#### Entries from a dataset of interfaces
============

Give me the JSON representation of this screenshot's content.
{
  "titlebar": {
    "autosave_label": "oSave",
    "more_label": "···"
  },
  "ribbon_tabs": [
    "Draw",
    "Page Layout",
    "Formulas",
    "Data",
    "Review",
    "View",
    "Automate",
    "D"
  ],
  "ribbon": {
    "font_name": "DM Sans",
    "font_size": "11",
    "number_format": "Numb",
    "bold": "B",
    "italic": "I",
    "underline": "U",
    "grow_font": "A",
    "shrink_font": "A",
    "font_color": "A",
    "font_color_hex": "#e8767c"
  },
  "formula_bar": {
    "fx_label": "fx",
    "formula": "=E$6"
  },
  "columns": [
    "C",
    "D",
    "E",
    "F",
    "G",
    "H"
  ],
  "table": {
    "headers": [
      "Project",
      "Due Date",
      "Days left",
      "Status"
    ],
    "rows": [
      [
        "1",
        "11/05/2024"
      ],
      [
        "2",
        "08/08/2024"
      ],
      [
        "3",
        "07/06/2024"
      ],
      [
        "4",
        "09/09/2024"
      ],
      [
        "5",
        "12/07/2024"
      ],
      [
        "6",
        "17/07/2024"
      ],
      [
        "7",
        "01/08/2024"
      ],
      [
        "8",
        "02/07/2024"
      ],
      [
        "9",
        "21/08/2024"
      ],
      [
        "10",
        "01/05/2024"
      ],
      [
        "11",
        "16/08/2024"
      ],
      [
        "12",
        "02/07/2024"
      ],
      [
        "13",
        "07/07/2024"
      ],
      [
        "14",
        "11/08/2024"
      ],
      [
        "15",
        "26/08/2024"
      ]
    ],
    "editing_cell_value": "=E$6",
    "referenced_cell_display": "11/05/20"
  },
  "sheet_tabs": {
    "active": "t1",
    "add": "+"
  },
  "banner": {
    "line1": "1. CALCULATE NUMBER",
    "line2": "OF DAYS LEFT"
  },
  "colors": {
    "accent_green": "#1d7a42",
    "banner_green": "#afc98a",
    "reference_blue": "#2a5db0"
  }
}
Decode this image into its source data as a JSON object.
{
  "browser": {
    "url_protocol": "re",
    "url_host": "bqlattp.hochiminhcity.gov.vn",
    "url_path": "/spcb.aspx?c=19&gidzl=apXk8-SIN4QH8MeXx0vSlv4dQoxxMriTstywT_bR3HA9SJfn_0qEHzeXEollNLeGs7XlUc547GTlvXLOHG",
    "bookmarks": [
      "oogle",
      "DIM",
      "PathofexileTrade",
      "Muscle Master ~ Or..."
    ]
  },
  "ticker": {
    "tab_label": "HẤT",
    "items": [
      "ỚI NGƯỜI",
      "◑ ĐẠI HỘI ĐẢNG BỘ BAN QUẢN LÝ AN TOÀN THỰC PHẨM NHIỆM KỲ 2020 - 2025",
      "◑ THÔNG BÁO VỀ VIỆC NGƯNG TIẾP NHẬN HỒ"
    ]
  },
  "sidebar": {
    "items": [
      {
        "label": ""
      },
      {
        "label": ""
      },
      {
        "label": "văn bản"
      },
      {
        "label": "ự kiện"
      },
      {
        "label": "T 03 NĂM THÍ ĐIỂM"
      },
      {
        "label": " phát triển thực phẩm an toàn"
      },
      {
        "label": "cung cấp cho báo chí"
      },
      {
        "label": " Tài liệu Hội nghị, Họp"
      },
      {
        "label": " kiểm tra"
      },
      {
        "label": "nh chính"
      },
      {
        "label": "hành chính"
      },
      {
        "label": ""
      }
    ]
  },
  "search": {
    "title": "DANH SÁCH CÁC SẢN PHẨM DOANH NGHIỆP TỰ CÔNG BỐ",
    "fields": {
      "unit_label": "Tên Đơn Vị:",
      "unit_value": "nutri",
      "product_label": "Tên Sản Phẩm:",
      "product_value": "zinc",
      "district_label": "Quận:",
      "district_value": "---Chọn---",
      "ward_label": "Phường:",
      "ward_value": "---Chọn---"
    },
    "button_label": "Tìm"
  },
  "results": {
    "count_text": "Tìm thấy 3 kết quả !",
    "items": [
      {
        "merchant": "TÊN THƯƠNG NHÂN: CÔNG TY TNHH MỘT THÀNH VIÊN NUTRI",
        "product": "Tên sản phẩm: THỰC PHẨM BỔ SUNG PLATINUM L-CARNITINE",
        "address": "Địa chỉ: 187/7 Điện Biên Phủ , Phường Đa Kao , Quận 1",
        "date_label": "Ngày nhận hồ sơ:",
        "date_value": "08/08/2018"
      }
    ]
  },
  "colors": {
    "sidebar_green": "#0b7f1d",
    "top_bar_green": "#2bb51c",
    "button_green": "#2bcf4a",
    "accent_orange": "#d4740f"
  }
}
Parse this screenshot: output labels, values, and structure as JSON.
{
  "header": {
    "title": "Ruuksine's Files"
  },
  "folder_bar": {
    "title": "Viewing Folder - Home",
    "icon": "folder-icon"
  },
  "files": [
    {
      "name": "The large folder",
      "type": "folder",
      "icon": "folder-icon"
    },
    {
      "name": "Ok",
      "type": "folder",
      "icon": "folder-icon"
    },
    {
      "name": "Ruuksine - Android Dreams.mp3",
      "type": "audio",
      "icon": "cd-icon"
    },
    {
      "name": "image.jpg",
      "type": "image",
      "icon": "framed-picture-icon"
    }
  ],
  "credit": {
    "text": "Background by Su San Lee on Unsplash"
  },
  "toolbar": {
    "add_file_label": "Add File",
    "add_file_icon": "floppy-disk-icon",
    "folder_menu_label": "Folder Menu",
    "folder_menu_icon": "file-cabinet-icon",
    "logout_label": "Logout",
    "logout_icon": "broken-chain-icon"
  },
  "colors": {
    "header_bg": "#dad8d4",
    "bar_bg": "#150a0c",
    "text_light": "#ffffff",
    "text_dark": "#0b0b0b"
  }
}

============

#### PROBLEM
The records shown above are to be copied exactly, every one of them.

#### ANSWER TO THIS TASK
Give me the JSON representation of this screenshot's content.
{
  "titlebar": {
    "autosave_label": "oSave",
    "more_label": "···"
  },
  "ribbon_tabs": [
    "Draw",
    "Page Layout",
    "Formulas",
    "Data",
    "Review",
    "View",
    "Automate",
    "D"
  ],
  "ribbon": {
    "font_name": "DM Sans",
    "font_size": "11",
    "number_format": "Numb",
    "bold": "B",
    "italic": "I",
    "underline": "U",
    "grow_font": "A",
    "shrink_font": "A",
    "font_color": "A",
    "font_color_hex": "#e8767c"
  },
  "formula_bar": {
    "fx_label": "fx",
    "formula": "=E$6"
  },
  "columns": [
    "C",
    "D",
    "E",
    "F",
    "G",
    "H"
  ],
  "table": {
    "headers": [
      "Project",
      "Due Date",
      "Days left",
      "Status"
    ],
    "rows": [
      [
        "1",
        "11/05/2024"
      ],
      [
        "2",
        "08/08/2024"
      ],
      [
        "3",
        "07/06/2024"
      ],
      [
        "4",
        "09/09/2024"
      ],
      [
        "5",
        "12/07/2024"
      ],
      [
        "6",
        "17/07/2024"
      ],
      [
        "7",
        "01/08/2024"
      ],
      [
        "8",
        "02/07/2024"
      ],
      [
        "9",
        "21/08/2024"
      ],
      [
        "10",
        "01/05/2024"
      ],
      [
        "11",
        "16/08/2024"
      ],
      [
        "12",
        "02/07/2024"
      ],
      [
        "13",
        "07/07/2024"
      ],
      [
        "14",
        "11/08/2024"
      ],
      [
        "15",
        "26/08/2024"
      ]
    ],
    "editing_cell_value": "=E$6",
    "referenced_cell_display": "11/05/20"
  },
  "sheet_tabs": {
    "active": "t1",
    "add": "+"
  },
  "banner": {
    "line1": "1. CALCULATE NUMBER",
    "line2": "OF DAYS LEFT"
  },
  "colors": {
    "accent_green": "#1d7a42",
    "banner_green": "#afc98a",
    "reference_blue": "#2a5db0"
  }
}
Decode this image into its source data as a JSON object.
{
  "browser": {
    "url_protocol": "re",
    "url_host": "bqlattp.hochiminhcity.gov.vn",
    "url_path": "/spcb.aspx?c=19&gidzl=apXk8-SIN4QH8MeXx0vSlv4dQoxxMriTstywT_bR3HA9SJfn_0qEHzeXEollNLeGs7XlUc547GTlvXLOHG",
    "bookmarks": [
      "oogle",
      "DIM",
      "PathofexileTrade",
      "Muscle Master ~ Or..."
    ]
  },
  "ticker": {
    "tab_label": "HẤT",
    "items": [
      "ỚI NGƯỜI",
      "◑ ĐẠI HỘI ĐẢNG BỘ BAN QUẢN LÝ AN TOÀN THỰC PHẨM NHIỆM KỲ 2020 - 2025",
      "◑ THÔNG BÁO VỀ VIỆC NGƯNG TIẾP NHẬN HỒ"
    ]
  },
  "sidebar": {
    "items": [
      {
        "label": ""
      },
      {
        "label": ""
      },
      {
        "label": "văn bản"
      },
      {
        "label": "ự kiện"
      },
      {
        "label": "T 03 NĂM THÍ ĐIỂM"
      },
      {
        "label": " phát triển thực phẩm an toàn"
      },
      {
        "label": "cung cấp cho báo chí"
      },
      {
        "label": " Tài liệu Hội nghị, Họp"
      },
      {
        "label": " kiểm tra"
      },
      {
        "label": "nh chính"
      },
      {
        "label": "hành chính"
      },
      {
        "label": ""
      }
    ]
  },
  "search": {
    "title": "DANH SÁCH CÁC SẢN PHẨM DOANH NGHIỆP TỰ CÔNG BỐ",
    "fields": {
      "unit_label": "Tên Đơn Vị:",
      "unit_value": "nutri",
      "product_label": "Tên Sản Phẩm:",
      "product_value": "zinc",
      "district_label": "Quận:",
      "district_value": "---Chọn---",
      "ward_label": "Phường:",
      "ward_value": "---Chọn---"
    },
    "button_label": "Tìm"
  },
  "results": {
    "count_text": "Tìm thấy 3 kết quả !",
    "items": [
      {
        "merchant": "TÊN THƯƠNG NHÂN: CÔNG TY TNHH MỘT THÀNH VIÊN NUTRI",
        "product": "Tên sản phẩm: THỰC PHẨM BỔ SUNG PLATINUM L-CARNITINE",
        "address": "Địa chỉ: 187/7 Điện Biên Phủ , Phường Đa Kao , Quận 1",
        "date_label": "Ngày nhận hồ sơ:",
        "date_value": "08/08/2018"
      }
    ]
  },
  "colors": {
    "sidebar_green": "#0b7f1d",
    "top_bar_green": "#2bb51c",
    "button_green": "#2bcf4a",
    "accent_orange": "#d4740f"
  }
}
Parse this screenshot: output labels, values, and structure as JSON.
{
  "header": {
    "title": "Ruuksine's Files"
  },
  "folder_bar": {
    "title": "Viewing Folder - Home",
    "icon": "folder-icon"
  },
  "files": [
    {
      "name": "The large folder",
      "type": "folder",
      "icon": "folder-icon"
    },
    {
      "name": "Ok",
      "type": "folder",
      "icon": "folder-icon"
    },
    {
      "name": "Ruuksine - Android Dreams.mp3",
      "type": "audio",
      "icon": "cd-icon"
    },
    {
      "name": "image.jpg",
      "type": "image",
      "icon": "framed-picture-icon"
    }
  ],
  "credit": {
    "text": "Background by Su San Lee on Unsplash"
  },
  "toolbar": {
    "add_file_label": "Add File",
    "add_file_icon": "floppy-disk-icon",
    "folder_menu_label": "Folder Menu",
    "folder_menu_icon": "file-cabinet-icon",
    "logout_label": "Logout",
    "logout_icon": "broken-chain-icon"
  },
  "colors": {
    "header_bg": "#dad8d4",
    "bar_bg": "#150a0c",
    "text_light": "#ffffff",
    "text_dark": "#0b0b0b"
  }
}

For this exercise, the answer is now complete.